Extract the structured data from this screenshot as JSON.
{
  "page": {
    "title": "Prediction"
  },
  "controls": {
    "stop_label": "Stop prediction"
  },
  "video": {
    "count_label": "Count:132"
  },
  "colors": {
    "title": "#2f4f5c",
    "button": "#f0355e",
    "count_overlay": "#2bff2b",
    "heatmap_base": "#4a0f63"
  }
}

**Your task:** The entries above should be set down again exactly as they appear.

**Written solution:**
Extract the structured data from this screenshot as JSON.
{
  "page": {
    "title": "Prediction"
  },
  "controls": {
    "stop_label": "Stop prediction"
  },
  "video": {
    "count_label": "Count:132"
  },
  "colors": {
    "title": "#2f4f5c",
    "button": "#f0355e",
    "count_overlay": "#2bff2b",
    "heatmap_base": "#4a0f63"
  }
}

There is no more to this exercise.